The Different Types of Government


A government is the institution that rules and administers an organized community, usually a nation. The most common form of government is a constitutional republic, but there are many different types of governments that exist around the world. These differences arise from differences in the philosophy of a given country, the way it organizes itself, and how it acquires and distributes its power. During history, new ideas about how to govern have led to changes in the structure of governments.

The first thing to understand about a government is that it serves as a medium for the distribution of authority and the enforcement of its policy. The most important of these policies are the laws that a government passes to regulate various aspects of its citizens’ lives, such as property rights and public safety. Governments also play a key role in providing for their citizens. Most nations provide social programs, such as welfare and medical insurance, that help alleviate poverty in their societies. These social programs are not always popular and often generate debate about the proper role of a government in its people’s lives.

Governments typically organize themselves into distinct institutions, called branches, with their own powers, functions, and responsibilities. The separation of powers is the principle that prevents one branch of government from dominating another. A checks and balances system, the principle that each branch of a government has overlapping responsibilities and is subject to scrutiny by other branches, further ensures that the government does not become too powerful.

In the United States, for example, the constitution grants the president the power to veto laws passed by Congress. This system helps to limit the president’s ability to pass laws that might damage the rights of a majority of citizens. In addition, the Framers of the U.S. Constitution designed the policymaking process for making law to be long and complex, a design that slows down the ability of a single person to make changes in the law. This allows citizens to lobby legislators and try to persuade them to change their position on a particular policy before it is implemented.

Most governments are multiparty systems in which multiple political parties compete for the right to select and run candidates for office and control government offices. In a democracy, this competition is open and honest. The parties’ competing ideologies influence the overall philosophy of a government.

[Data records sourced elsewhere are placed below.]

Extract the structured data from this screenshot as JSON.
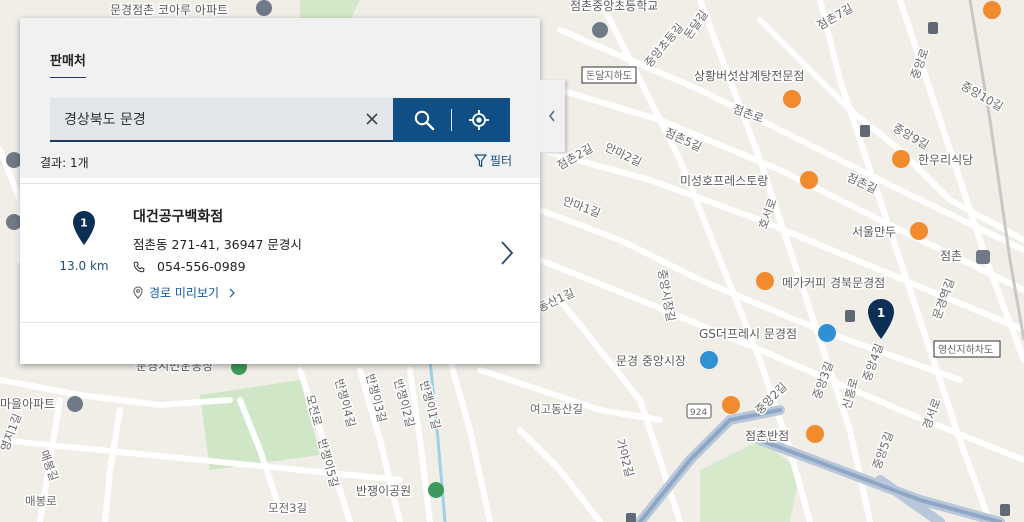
{
  "panel": {
    "tab_label": "판매처",
    "search": {
      "value": "경상북도 문경",
      "placeholder": ""
    },
    "result_count": "결과: 1개",
    "filter_label": "필터",
    "results": [
      {
        "number": "1",
        "distance": "13.0 km",
        "name": "대건공구백화점",
        "address": "점촌동 271-41, 36947 문경시",
        "phone": "054-556-0989",
        "route_label": "경로 미리보기"
      }
    ]
  },
  "map": {
    "marker_number": "1",
    "labels": {
      "apartment_top": "문경점촌 코아루 아파트",
      "school": "점촌중앙초등학교",
      "underpass_dondal": "돈달지하도",
      "dondalgil": "돈달길",
      "jungang_school_gil": "중앙초등길",
      "jeomchon_7gil": "점촌7길",
      "sanghwang": "상황버섯삼계탕전문점",
      "jungangro": "중앙로",
      "jungang_10gil": "중앙10길",
      "jeomchonro": "점촌로",
      "jungang_9gil": "중앙9길",
      "jeomchon_5gil": "점촌5길",
      "hanuri": "한우리식당",
      "anma_2gil": "안마2길",
      "misung": "미성호프레스토랑",
      "jeomchongil": "점촌길",
      "anma_1gil": "안마1길",
      "hoseoro": "호서로",
      "seoul_mandu": "서울만두",
      "jeomchon_station": "점촌",
      "mega_coffee": "메가커피 경북문경점",
      "jungang_sijang_gil": "중앙시장길",
      "dongsan_1gil": "동산1길",
      "gs_fresh": "GS더프레시 문경점",
      "mungyeong_market": "문경 중앙시장",
      "yeongsin_underpass": "영신지하차도",
      "jungang_4gil": "중앙4길",
      "jungang_3gil": "중앙3길",
      "jungang_2gil": "중앙2길",
      "sinheungro": "신흥로",
      "park_name": "문경시민운동장",
      "apartment_left": "마을아파트",
      "moranro": "모전로",
      "banjeongi_4gil": "반쟁이4길",
      "banjeongi_3gil": "반쟁이3길",
      "banjeongi_2gil": "반쟁이2길",
      "banjeongi_1gil": "반쟁이1길",
      "banjeongi_5gil": "반쟁이5길",
      "yeogo_dongsan": "여고동산길",
      "road_924": "924",
      "gagopgil": "가야2길",
      "jeomchon_banjeom": "점촌반점",
      "jungang_5gil": "중앙5길",
      "gyeongseoro": "경서로",
      "yongji_1gil": "영지1길",
      "maebong_gil": "매봉길",
      "maebongro": "매봉로",
      "mojeon_3gil": "모전3길",
      "banjeongi_park": "반쟁이공원",
      "jeomchon_2gil": "점촌2길",
      "mungyeong_station_road": "문경역길"
    }
  }
}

In modern times, there are two main types of government: democracies and totalitarian regimes. There are also a number of hybrid forms of government. In the United States, for example, all but one state, Nebraska, has a bicameral legislature with a smaller upper chamber called the Senate and a larger lower house called the House of Representatives. The two chambers, together with the executive branch and judiciary, make state laws and fulfill other governing responsibilities. The state executive organization varies widely among states, though, depending on how each state chooses to govern itself.